Hosts: Hannah Mason, Ticketmaster (UK) & Giles Watkins, IAPP (US)
With a room full of inquisitive delegates, Mason and Watkins outlined the changing landscape for companies that use fan data, thanks to the inbound, European-wide General Data Protection Regulation (GDPR), which comes into force in May – just 100 days after the workshop itself.
The experts outlined such key aspects as how data is stored, transferred to third-parties, how mailing lists are built, and the stringent fines that will be imposed for the misuse of data.
Watkins highlighted the importance of data and the fact that corporations such as Google, Facebook, Amazon and Apple owe their fortunes to the use of consumer personal data.
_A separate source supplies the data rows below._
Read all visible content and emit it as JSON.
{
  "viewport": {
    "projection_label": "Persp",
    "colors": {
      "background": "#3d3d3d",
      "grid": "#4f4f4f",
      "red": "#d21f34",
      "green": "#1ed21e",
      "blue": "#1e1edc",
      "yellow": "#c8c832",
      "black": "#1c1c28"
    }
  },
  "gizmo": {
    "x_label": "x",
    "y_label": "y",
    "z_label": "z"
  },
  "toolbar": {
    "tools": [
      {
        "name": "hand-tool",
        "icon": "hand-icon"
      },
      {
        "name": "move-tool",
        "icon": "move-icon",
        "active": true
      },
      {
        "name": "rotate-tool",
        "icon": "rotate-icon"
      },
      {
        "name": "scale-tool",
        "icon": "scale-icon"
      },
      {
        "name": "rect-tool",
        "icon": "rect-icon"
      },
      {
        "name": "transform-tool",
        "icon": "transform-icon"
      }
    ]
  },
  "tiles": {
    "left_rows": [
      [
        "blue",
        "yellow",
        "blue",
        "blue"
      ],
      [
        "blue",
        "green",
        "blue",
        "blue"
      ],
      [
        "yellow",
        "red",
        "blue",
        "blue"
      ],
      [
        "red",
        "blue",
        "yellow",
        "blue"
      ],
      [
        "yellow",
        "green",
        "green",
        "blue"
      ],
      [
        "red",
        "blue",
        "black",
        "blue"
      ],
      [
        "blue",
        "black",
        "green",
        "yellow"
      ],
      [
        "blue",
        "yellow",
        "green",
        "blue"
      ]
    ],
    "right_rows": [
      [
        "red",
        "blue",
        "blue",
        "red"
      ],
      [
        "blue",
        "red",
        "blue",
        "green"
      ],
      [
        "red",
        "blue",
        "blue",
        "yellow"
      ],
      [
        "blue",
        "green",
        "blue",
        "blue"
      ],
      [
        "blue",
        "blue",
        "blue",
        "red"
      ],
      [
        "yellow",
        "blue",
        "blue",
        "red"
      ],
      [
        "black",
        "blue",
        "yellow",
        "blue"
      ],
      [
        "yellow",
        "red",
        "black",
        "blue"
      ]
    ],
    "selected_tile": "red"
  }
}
He identified four types of privacy harm to explain the background of why GDPR rules are being introduced, adding that the last time Europe tackled data regulations, Facebook founder Mark Zukerburg was just 11 years old.
Mason outlined the sharing of data between the likes of promoters, ticketing companies, and venues, highlighting just how many instances of data can be gathered when a fan attends a show. The penalties for the misuse of data under the GDPR rules will be 4% of annual global turnover or €20million, whichever figure is higher.
Mason said that GDPR is not just a European law – if you are targeting European fans, or processing European data, you fall within the reach of the new law when it comes into force on 25 May 2018. She also urged everyone in the room to ensure the privacy policies on their websites are updated and fit for purpose when the new law is introduced.
“So it might mean that you are only allowed to send Beyoncé marketing to people who previously expressed interest in Beyoncé..."
Watkins and Mason also revealed that the new law will allow the local regulators to initiate dawn raids, audits and similar initiatives to crack down on suspect organisations.
Prompted by audience questions, the data experts also talked about upcoming ePrivacy laws that might prohibit companies from targeting marketing material to fans, unless it is for data collected for specific acts. “So it might mean that you are only allowed to send Beyoncé marketing to people who previously expressed interest in Beyoncé – you might not be able to send Teletubby marketing to someone whose data you’d got as an Iron Maiden fan…” explained Mason.
She also warned that the GDPR laws open the doors to class action suits in Europe, while Watkins observed that some organisations are already actively working on cases ahead of the new legislation going live.
Watkins concluded that gaining consumer trust is crucial for future data commerce. And he noted that the GDPR rules are driving investment in training and technology, in addition to organisations creating new accountability frameworks.